## [THE DATA]
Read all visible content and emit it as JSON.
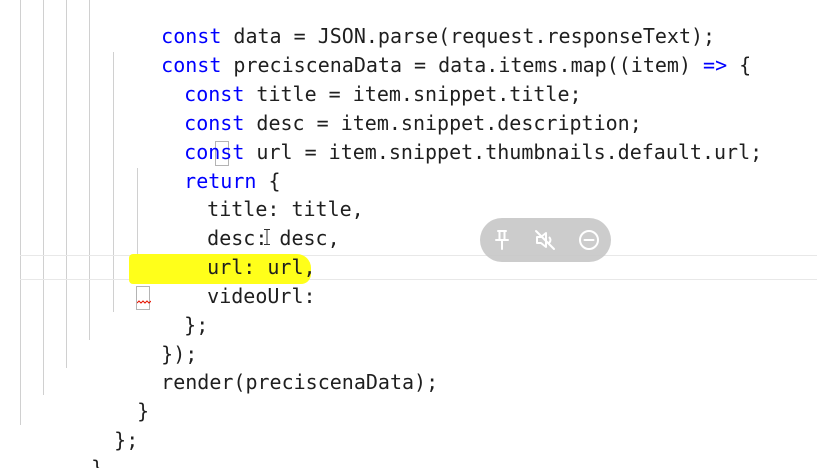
{
  "editor": {
    "lines": [
      {
        "kw": "const",
        "text": " data = JSON.parse(request.responseText);"
      },
      {
        "kw": "const",
        "text": " preciscenaData = data.items.map((item) ",
        "kw2": "=>",
        "text2": " {"
      },
      {
        "kw": "const",
        "text": " title = item.snippet.title;"
      },
      {
        "kw": "const",
        "text": " desc = item.snippet.description;"
      },
      {
        "kw": "const",
        "text": " url = item.snippet.thumbnails.default.url;"
      },
      {
        "kw": "return",
        "text": " {"
      },
      {
        "text": "title: title,"
      },
      {
        "text": "desc: desc,"
      },
      {
        "text": "url: url,"
      },
      {
        "text": "videoUrl:"
      },
      {
        "text": "};"
      },
      {
        "text": "});"
      },
      {
        "text": "render(preciscenaData);"
      },
      {
        "text": "}"
      },
      {
        "text": "};"
      },
      {
        "text": "}"
      }
    ]
  },
  "overlay_toolbar": {
    "buttons": [
      {
        "icon": "pin-icon"
      },
      {
        "icon": "mute-icon"
      },
      {
        "icon": "minus-circle-icon"
      }
    ],
    "colors": {
      "background": "#c7c7c7",
      "icon": "#ffffff"
    }
  },
  "colors": {
    "keyword": "#0000ff",
    "text": "#1f1f1f",
    "highlight": "#ffff1a",
    "indent_guide": "#d0d0d0"
  }
}
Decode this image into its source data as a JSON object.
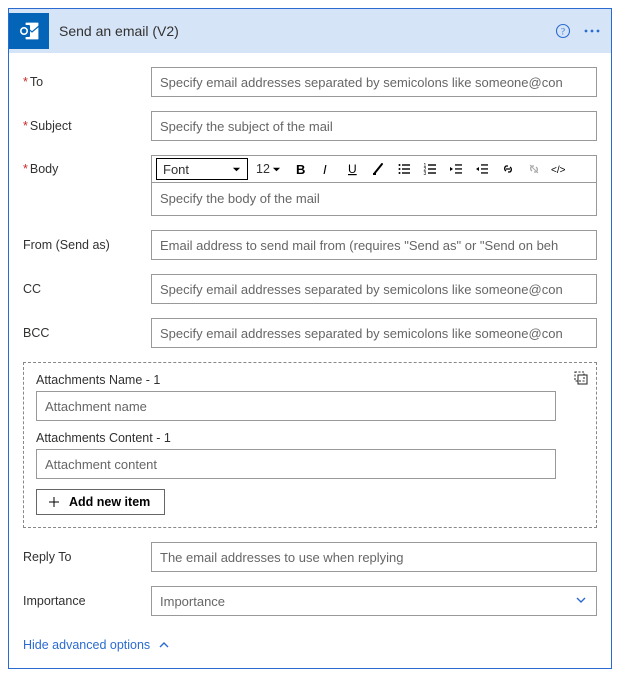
{
  "header": {
    "title": "Send an email (V2)"
  },
  "fields": {
    "to": {
      "label": "To",
      "placeholder": "Specify email addresses separated by semicolons like someone@con"
    },
    "subject": {
      "label": "Subject",
      "placeholder": "Specify the subject of the mail"
    },
    "body": {
      "label": "Body",
      "placeholder": "Specify the body of the mail"
    },
    "from": {
      "label": "From (Send as)",
      "placeholder": "Email address to send mail from (requires \"Send as\" or \"Send on beh"
    },
    "cc": {
      "label": "CC",
      "placeholder": "Specify email addresses separated by semicolons like someone@con"
    },
    "bcc": {
      "label": "BCC",
      "placeholder": "Specify email addresses separated by semicolons like someone@con"
    },
    "replyto": {
      "label": "Reply To",
      "placeholder": "The email addresses to use when replying"
    },
    "importance": {
      "label": "Importance",
      "placeholder": "Importance"
    }
  },
  "editor": {
    "font_label": "Font",
    "size_label": "12"
  },
  "attachments": {
    "name_label": "Attachments Name - 1",
    "name_placeholder": "Attachment name",
    "content_label": "Attachments Content - 1",
    "content_placeholder": "Attachment content",
    "add_label": "Add new item"
  },
  "advanced_toggle": "Hide advanced options"
}
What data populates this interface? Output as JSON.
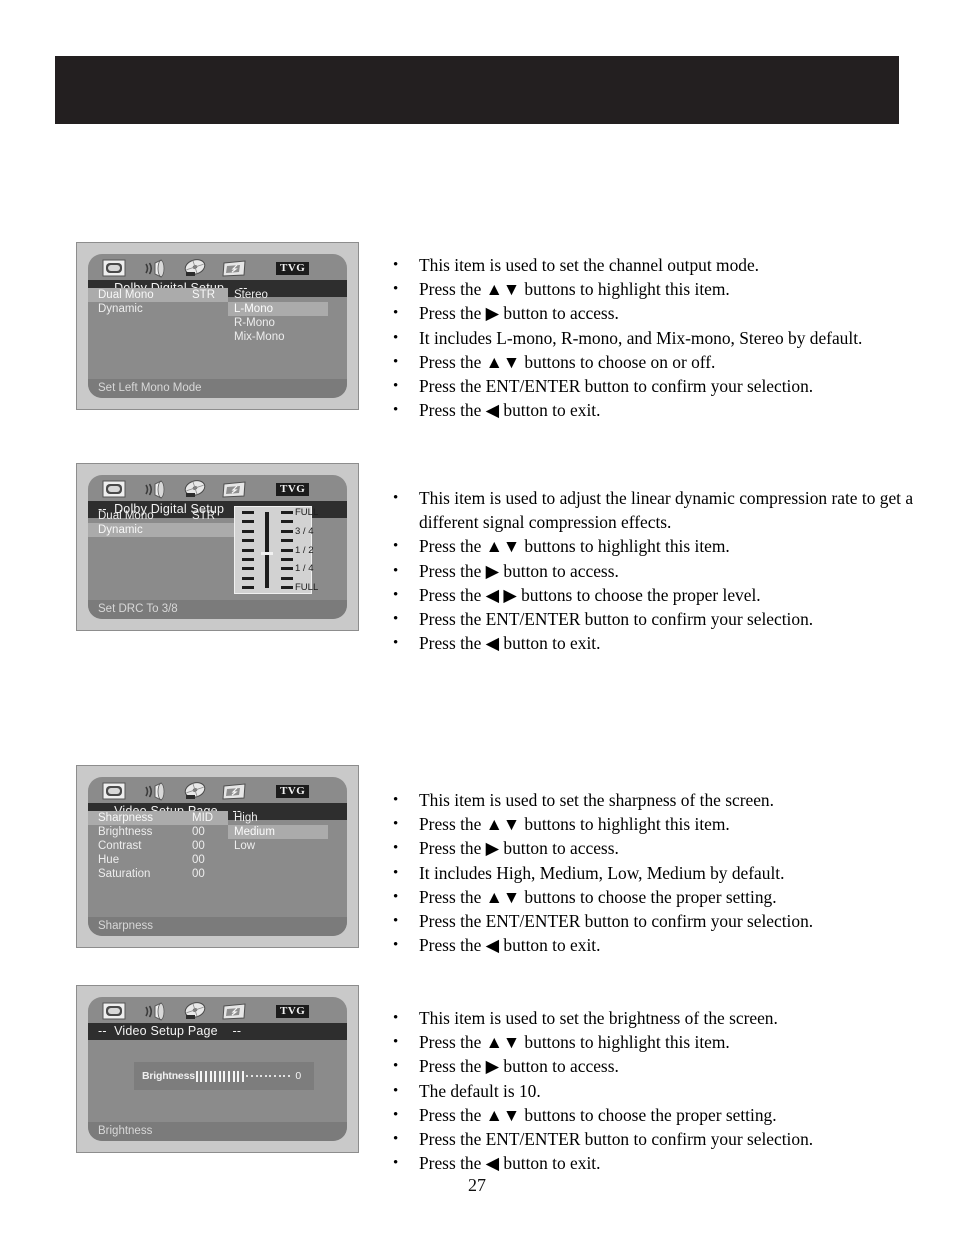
{
  "page": {
    "number": "27",
    "header_band_color": "#231f20"
  },
  "icons": [
    "tv-picture-icon",
    "speaker-audio-icon",
    "disc-setup-icon",
    "display-preference-icon"
  ],
  "tvg_badge": "TVG",
  "figures": [
    {
      "id": "dual-mono",
      "title": "--  Dolby Digital Setup    --",
      "rows": [
        {
          "label": "Dual Mono",
          "value": "STR",
          "selected": true
        },
        {
          "label": "Dynamic",
          "value": "",
          "selected": false
        }
      ],
      "options": [
        "Stereo",
        "L-Mono",
        "R-Mono",
        "Mix-Mono"
      ],
      "selected_option": "L-Mono",
      "hint": "Set Left Mono Mode"
    },
    {
      "id": "dynamic-drc",
      "title": "--  Dolby Digital Setup    --",
      "rows": [
        {
          "label": "Dual Mono",
          "value": "STR",
          "selected": false
        },
        {
          "label": "Dynamic",
          "value": "",
          "selected": true
        }
      ],
      "options": [],
      "selected_option": "",
      "hint": "Set DRC To 3/8",
      "drc": {
        "labels": [
          "FULL",
          "3 / 4",
          "1 / 2",
          "1 / 4",
          "FULL"
        ],
        "tick_rows": 9,
        "knob_position": "3/8"
      }
    },
    {
      "id": "sharpness",
      "title": "--  Video Setup Page    --",
      "rows": [
        {
          "label": "Sharpness",
          "value": "MID",
          "selected": true
        },
        {
          "label": "Brightness",
          "value": "00",
          "selected": false
        },
        {
          "label": "Contrast",
          "value": "00",
          "selected": false
        },
        {
          "label": "Hue",
          "value": "00",
          "selected": false
        },
        {
          "label": "Saturation",
          "value": "00",
          "selected": false
        }
      ],
      "options": [
        "High",
        "Medium",
        "Low"
      ],
      "selected_option": "Medium",
      "hint": "Sharpness"
    },
    {
      "id": "brightness",
      "title": "--  Video Setup Page    --",
      "rows": [],
      "options": [],
      "selected_option": "",
      "hint": "Brightness",
      "brightness_bar": {
        "label": "Brightness",
        "filled": 11,
        "empty": 10,
        "value": "0"
      }
    }
  ],
  "notes": [
    {
      "id": "dual-mono-notes",
      "items": [
        "This item is used to set the channel output mode.",
        "Press the ▲▼ buttons to highlight this item.",
        "Press the ▶ button to access.",
        "It includes L-mono, R-mono, and Mix-mono, Stereo by default.",
        "Press the ▲▼ buttons to choose on or off.",
        "Press the ENT/ENTER button to confirm your selection.",
        "Press the ◀ button to exit."
      ]
    },
    {
      "id": "dynamic-notes",
      "items": [
        "This item is used to adjust the linear dynamic compression rate to get a different signal compression effects.",
        "Press the ▲▼ buttons to highlight this item.",
        "Press the ▶ button to access.",
        "Press the ◀ ▶    buttons to choose the proper level.",
        "Press the ENT/ENTER button to confirm your selection.",
        "Press the ◀ button to exit."
      ]
    },
    {
      "id": "sharpness-notes",
      "items": [
        "This item is used to set the sharpness of the screen.",
        "Press the ▲▼ buttons to highlight this item.",
        "Press the ▶ button to access.",
        "It includes High, Medium, Low, Medium by default.",
        "Press the ▲▼ buttons to choose the proper setting.",
        "Press the ENT/ENTER button to confirm your selection.",
        "Press the ◀ button to exit."
      ]
    },
    {
      "id": "brightness-notes",
      "items": [
        "This item is used to set the brightness of the screen.",
        "Press the ▲▼ buttons to highlight this item.",
        "Press the ▶ button to access.",
        "The default is 10.",
        "Press the ▲▼ buttons to choose the proper setting.",
        "Press the ENT/ENTER button to confirm your selection.",
        "Press the ◀ button to exit."
      ]
    }
  ]
}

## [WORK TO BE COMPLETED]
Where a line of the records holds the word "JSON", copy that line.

## [RESPONSE TO THIS EXERCISE]
Read all visible content and emit it as JSON.
        "text": " data = JSON.parse(request.responseText);"
Decode this image into its source data as a JSON object.
What data populates this interface? Output as JSON.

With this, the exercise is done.